It is not the fact that Swedes in in Malmö and Vellinge are rich that is CAUSING Rosengård dysfunctional, as Wilkinson claims. If Vellinge had an economic crisis and became poor, this would have no effect of health in Rosengård (or probably a negative effect, since the hospitals would have less money). The causality is more complex.
People in corrupt southern Italy have lower health outcomes and lower economic outcomes than North Italians. The casual link is that Mafia, lack of trust, and low education make south Italians poorer, and it makes them have lower health outcomes.
The Spirit Level thinking instead childishly interprets the complex relationship that North Italians are rich makes South Italians unhealthy, because of the stress of knowing they are doing worse than North Italy.
The country with the highest life expectancy, Japan, has the 9th highest level in inequality measured by Gini after taxes and subsidies. The Spirit Level gets around this "problem" by using a very selective measure of inequality, the ratio of two groups of people, instead of the standard measure in social sciences, Gini , which looks at every member of society, including the poor. Furthermore, they use an "index", instead of the straigtforwards measure: how long people live.

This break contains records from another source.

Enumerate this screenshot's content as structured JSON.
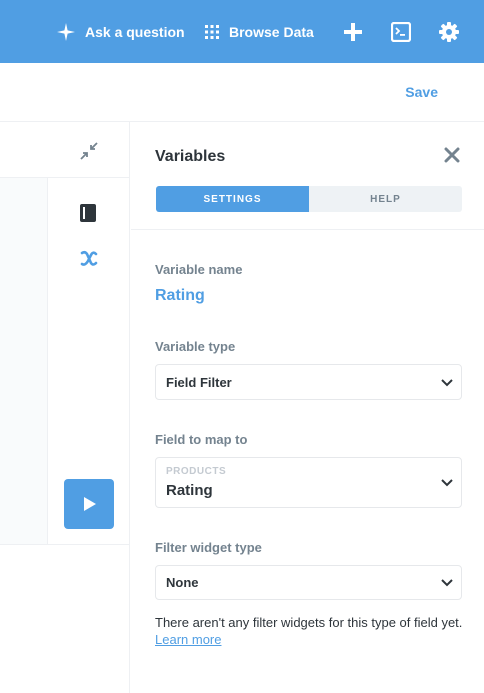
{
  "topbar": {
    "ask_label": "Ask a question",
    "browse_label": "Browse Data",
    "icons": [
      "sparkle-icon",
      "grid-icon",
      "plus-icon",
      "terminal-icon",
      "gear-icon"
    ],
    "background": "#509ee3"
  },
  "subbar": {
    "save_label": "Save"
  },
  "editor": {
    "icons": [
      "collapse-icon",
      "book-icon",
      "variable-x-icon",
      "play-icon"
    ]
  },
  "sidebar": {
    "title": "Variables",
    "tabs": [
      {
        "label": "SETTINGS",
        "active": true
      },
      {
        "label": "HELP",
        "active": false
      }
    ],
    "variable_name_label": "Variable name",
    "variable_name_value": "Rating",
    "variable_type_label": "Variable type",
    "variable_type_value": "Field Filter",
    "field_map_label": "Field to map to",
    "field_map_table": "PRODUCTS",
    "field_map_value": "Rating",
    "filter_widget_label": "Filter widget type",
    "filter_widget_value": "None",
    "note_text": "There aren't any filter widgets for this type of field yet. ",
    "note_link": "Learn more"
  },
  "colors": {
    "brand": "#509ee3",
    "text_dark": "#2e353b",
    "text_medium": "#74838f",
    "border": "#eef0f3"
  }
}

Out of the OECD countries, Wilkinson excludes 9 nations. Why do the authors include Portugal, but not Korea and Czech Republic (that are richer than Portugal), or Slovak Republic (that is as rich as Portugal)? One reason he excludes them is that Czech Republic and Slovak Republic have very even distribution of income, but low life expectancy. Portugal fits his story, it is unequal and does bad. Czech Republic and Slovak Republic don't fit the story, since they are equal and do badly?